Wednesday, May 29 - Book featured at Book Marketing Buzz
Friday, May 31 - Book reviewed at Hezzi D's Books and Cooks
Monday, June 3 - Book featured at 4 the Love of Books
Wednesday, June 5 - Book reviewed at I'm Shelf-ish
Thursday, June 6 - Book featured at Parenting 2.0
Friday, June 7 - Interviewed at The Writer's Life
Monday, June 10 - Book reviewed at Griperang's Bookmarks
Tuesday, June 11 - Book reviewed at Sincerely Stacie
Wednesday, June 12 - Book reviewed at Satisfaction for Insatiable Readers
Wednesday, June 12 – Guest blogging at Queen of All She Reads
Thursday, June 13 - Book reviewed at My Book Addiction
Friday, June 14 - Book featured at Authors and Readers Book Corner
Monday, June 17 - Book reviewed and First chapter reveal at Faerotic Prose
Tuesday, June 18 - Guest blogging at I'm Shelf-ish
Wednesday, June 19 - Book reviewed at My Cozie Corner
Thursday, June 20 - Book reviewed at Sweet Southern Home
Friday, June 21 - Book reviewed at Create with Joy
Monday, June 24 - Interviewed at Examiner
Tuesday, June 25 - Book reviewed at Lighthouse Academy
Wednesday, June 26 - Book reviewed at Blueroses Heart
Thursday, June 27 - Interviewed at Review From Here
Thursday, June 27 - Book reviewed at Thoughts From Mill Street
Friday, June 28 - Book reviewed at Ellis
Friday, June 28 - Book featured at Melissa's Midnight Musings

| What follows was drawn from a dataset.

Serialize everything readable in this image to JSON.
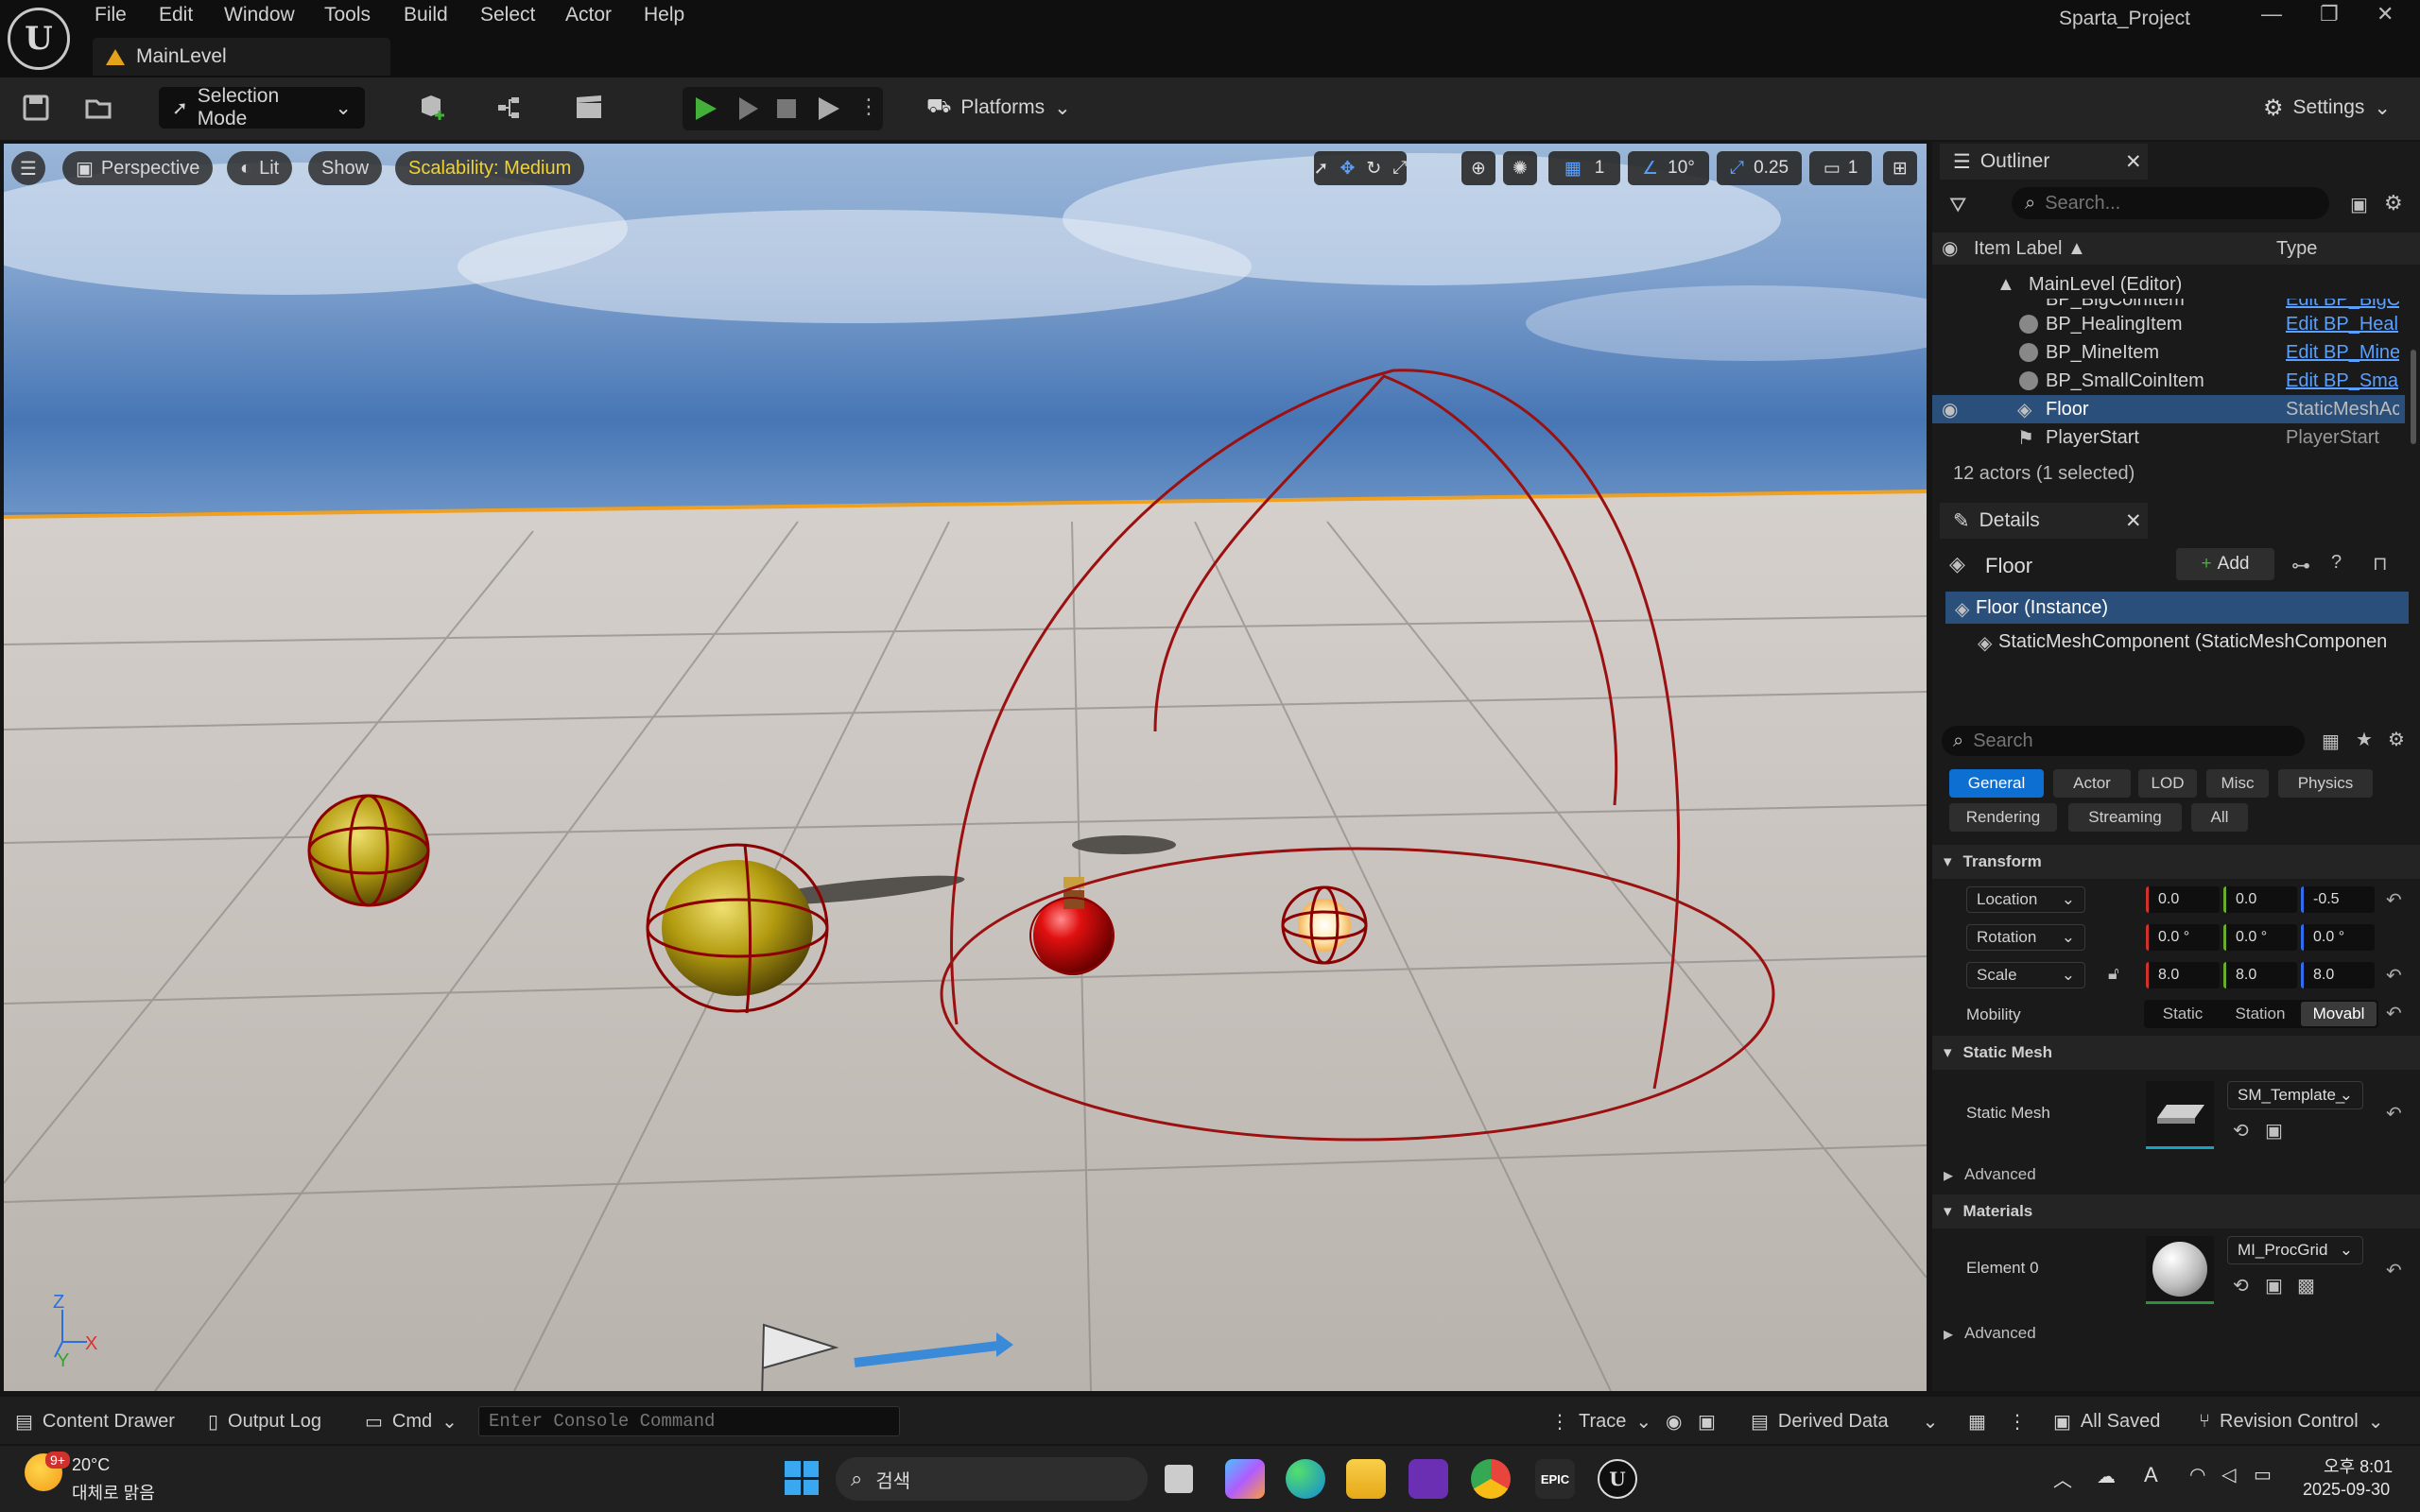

Pump Up Your Book


  1. My 7 yr old loves puppets. He still makes up his own shows. :)

    Congratulations on the release.


  2. This was a fantastic post. Congrats on your release.

  3. Your book sounds wonderful and your art project with the children was inspiring.